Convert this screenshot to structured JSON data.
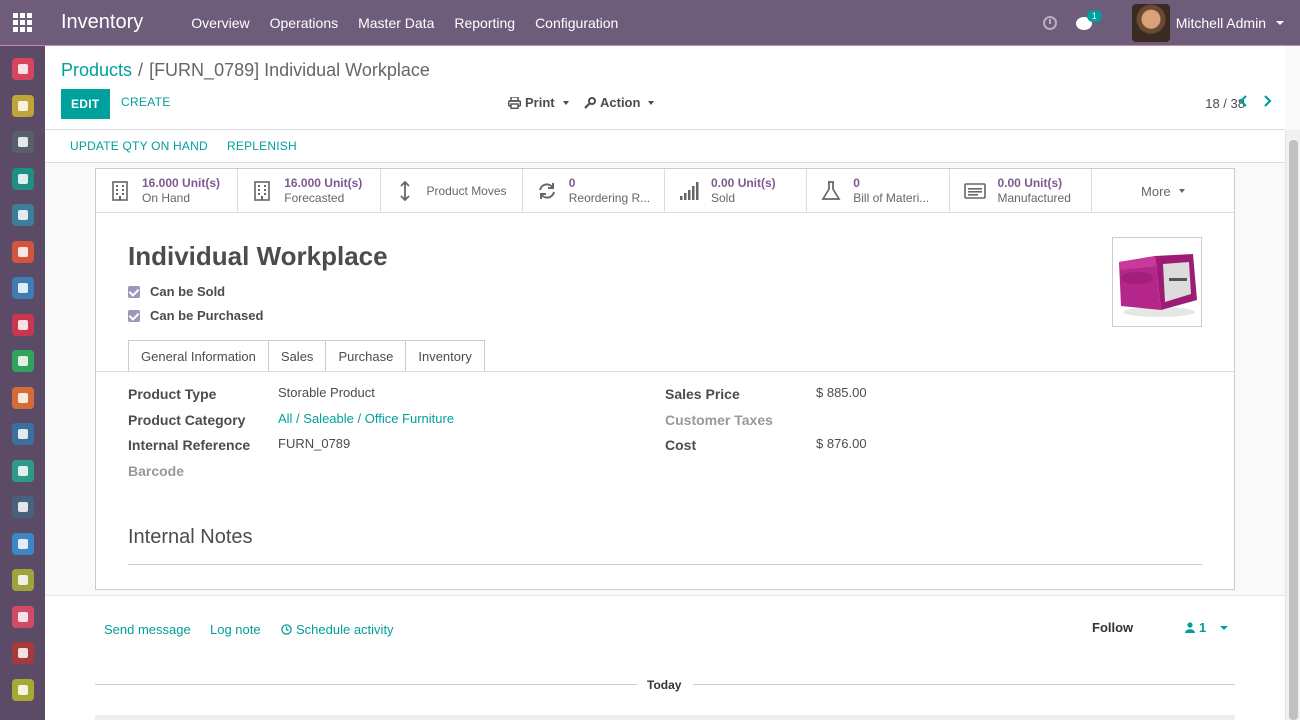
{
  "app": {
    "title": "Inventory",
    "menu": [
      "Overview",
      "Operations",
      "Master Data",
      "Reporting",
      "Configuration"
    ],
    "chat_badge": "1",
    "user": "Mitchell Admin"
  },
  "sidebar": {
    "apps": [
      {
        "icon": "discuss-icon",
        "color": "#d6455d"
      },
      {
        "icon": "calendar-icon",
        "color": "#bfa43a"
      },
      {
        "icon": "notes-icon",
        "color": "#575f6b"
      },
      {
        "icon": "contacts-icon",
        "color": "#1f8f84"
      },
      {
        "icon": "crm-icon",
        "color": "#3c7d99"
      },
      {
        "icon": "sales-icon",
        "color": "#d2563e"
      },
      {
        "icon": "pos-icon",
        "color": "#3e7db3"
      },
      {
        "icon": "inventory-icon",
        "color": "#c9374f"
      },
      {
        "icon": "manufacturing-icon",
        "color": "#32a35a"
      },
      {
        "icon": "invoicing-icon",
        "color": "#d46c3a"
      },
      {
        "icon": "apps-icon",
        "color": "#3a6f9e"
      },
      {
        "icon": "employees-icon",
        "color": "#2f9a8a"
      },
      {
        "icon": "recruitment-icon",
        "color": "#48617d"
      },
      {
        "icon": "attendance-icon",
        "color": "#3f86c6"
      },
      {
        "icon": "expenses-icon",
        "color": "#9ea43a"
      },
      {
        "icon": "dashboards-icon",
        "color": "#d14a66"
      },
      {
        "icon": "website-icon",
        "color": "#a63a3a"
      },
      {
        "icon": "settings-icon",
        "color": "#a8a835"
      }
    ]
  },
  "breadcrumb": {
    "parent": "Products",
    "separator": "/",
    "current": "[FURN_0789] Individual Workplace"
  },
  "toolbar": {
    "edit": "EDIT",
    "create": "CREATE",
    "print": "Print",
    "action": "Action",
    "pager": "18 / 38"
  },
  "statusbar": {
    "update_qty": "UPDATE QTY ON HAND",
    "replenish": "REPLENISH"
  },
  "smart_buttons": [
    {
      "icon": "building-icon",
      "value": "16.000 Unit(s)",
      "label": "On Hand"
    },
    {
      "icon": "building-icon",
      "value": "16.000 Unit(s)",
      "label": "Forecasted"
    },
    {
      "icon": "arrows-vertical-icon",
      "value": "",
      "label": "Product Moves"
    },
    {
      "icon": "refresh-icon",
      "value": "0",
      "label": "Reordering R..."
    },
    {
      "icon": "signal-bars-icon",
      "value": "0.00 Unit(s)",
      "label": "Sold"
    },
    {
      "icon": "flask-icon",
      "value": "0",
      "label": "Bill of Materi..."
    },
    {
      "icon": "list-card-icon",
      "value": "0.00 Unit(s)",
      "label": "Manufactured"
    }
  ],
  "more_button": "More",
  "product": {
    "name": "Individual Workplace",
    "can_be_sold": "Can be Sold",
    "can_be_purchased": "Can be Purchased"
  },
  "tabs": [
    "General Information",
    "Sales",
    "Purchase",
    "Inventory"
  ],
  "general": {
    "product_type_label": "Product Type",
    "product_type": "Storable Product",
    "category_label": "Product Category",
    "category": "All / Saleable / Office Furniture",
    "internal_ref_label": "Internal Reference",
    "internal_ref": "FURN_0789",
    "barcode_label": "Barcode",
    "sales_price_label": "Sales Price",
    "sales_price": "$ 885.00",
    "customer_taxes_label": "Customer Taxes",
    "cost_label": "Cost",
    "cost": "$ 876.00",
    "internal_notes": "Internal Notes"
  },
  "chatter": {
    "send_message": "Send message",
    "log_note": "Log note",
    "schedule_activity": "Schedule activity",
    "follow": "Follow",
    "followers": "1",
    "today": "Today"
  },
  "colors": {
    "brand": "#6e5c7b",
    "accent": "#00a09d",
    "smart_value": "#7c5a91"
  }
}
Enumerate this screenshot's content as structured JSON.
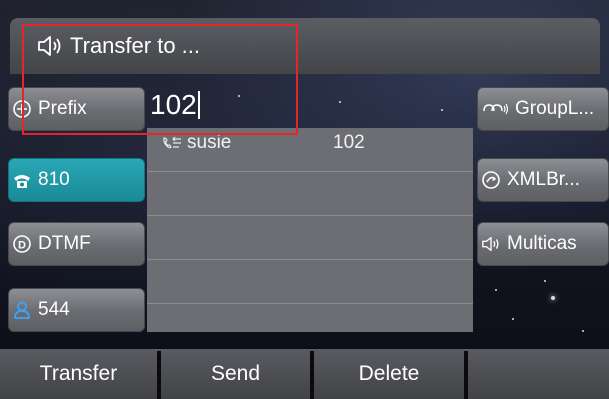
{
  "title_bar": {
    "title": "Transfer to ...",
    "icon": "speaker-icon"
  },
  "input": {
    "value": "102"
  },
  "left_keys": [
    {
      "label": "Prefix",
      "icon": "plus-circle-icon"
    },
    {
      "label": "810",
      "icon": "phone-icon",
      "active": true
    },
    {
      "label": "DTMF",
      "icon": "dtmf-icon"
    },
    {
      "label": "544",
      "icon": "user-icon"
    }
  ],
  "right_keys": [
    {
      "label": "GroupL...",
      "icon": "group-listen-icon"
    },
    {
      "label": "XMLBr...",
      "icon": "xml-browser-icon"
    },
    {
      "label": "Multicas",
      "icon": "multicast-speaker-icon"
    }
  ],
  "directory": [
    {
      "name": "susie",
      "number": "102",
      "icon": "call-history-icon"
    }
  ],
  "softkeys": {
    "transfer": "Transfer",
    "send": "Send",
    "delete": "Delete",
    "empty": ""
  },
  "colors": {
    "highlight_border": "#e2262c",
    "active_key": "#1a8b98"
  }
}
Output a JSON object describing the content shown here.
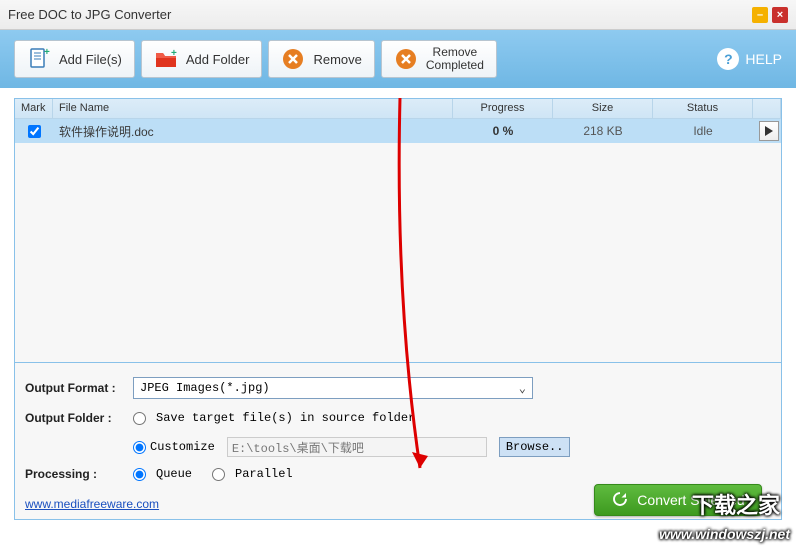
{
  "window": {
    "title": "Free DOC to JPG Converter"
  },
  "toolbar": {
    "add_files": "Add File(s)",
    "add_folder": "Add Folder",
    "remove": "Remove",
    "remove_completed_l1": "Remove",
    "remove_completed_l2": "Completed",
    "help": "HELP"
  },
  "table": {
    "headers": {
      "mark": "Mark",
      "name": "File Name",
      "progress": "Progress",
      "size": "Size",
      "status": "Status"
    },
    "rows": [
      {
        "checked": true,
        "name": "软件操作说明.doc",
        "progress": "0 %",
        "size": "218 KB",
        "status": "Idle"
      }
    ]
  },
  "output": {
    "format_label": "Output Format :",
    "format_value": "JPEG Images(*.jpg)",
    "folder_label": "Output Folder :",
    "save_source": "Save target file(s) in source folder",
    "customize": "Customize",
    "path": "E:\\tools\\桌面\\下载吧",
    "browse": "Browse..",
    "processing_label": "Processing :",
    "queue": "Queue",
    "parallel": "Parallel"
  },
  "convert": "Convert Selected",
  "link": "www.mediafreeware.com",
  "watermark": {
    "cn": "下载之家",
    "url": "www.windowszj.net"
  }
}
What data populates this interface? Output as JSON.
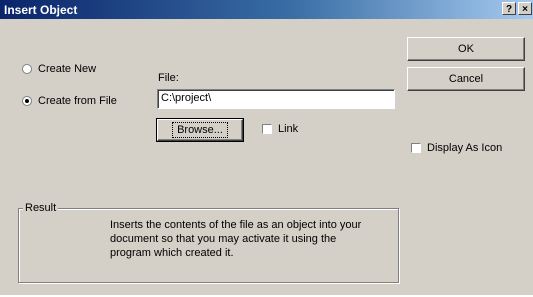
{
  "window": {
    "title": "Insert Object"
  },
  "titlebar_buttons": {
    "help": "?",
    "close": "×"
  },
  "options": {
    "create_new": "Create New",
    "create_from_file": "Create from File"
  },
  "file": {
    "label": "File:",
    "value": "C:\\project\\"
  },
  "buttons": {
    "ok": "OK",
    "cancel": "Cancel",
    "browse": "Browse..."
  },
  "checks": {
    "link": "Link",
    "display_as_icon": "Display As Icon"
  },
  "result": {
    "legend": "Result",
    "lines": [
      "Inserts the contents of the file as an object into your",
      "document so that you may activate it using the",
      "program which created it."
    ]
  },
  "icons": {
    "help": "help-icon",
    "close": "close-icon"
  },
  "colors": {
    "titlebar_start": "#0a246a",
    "titlebar_end": "#a6caf0",
    "face": "#d4d0c8"
  }
}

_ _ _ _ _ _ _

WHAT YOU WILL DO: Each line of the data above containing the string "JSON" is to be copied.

THE COMPLETED TASK:
Convert this screenshot to structured JSON data.
Enumerate this screenshot's content as structured JSON.
Output a JSON object describing the content shown here.
What data populates this interface? Output as JSON.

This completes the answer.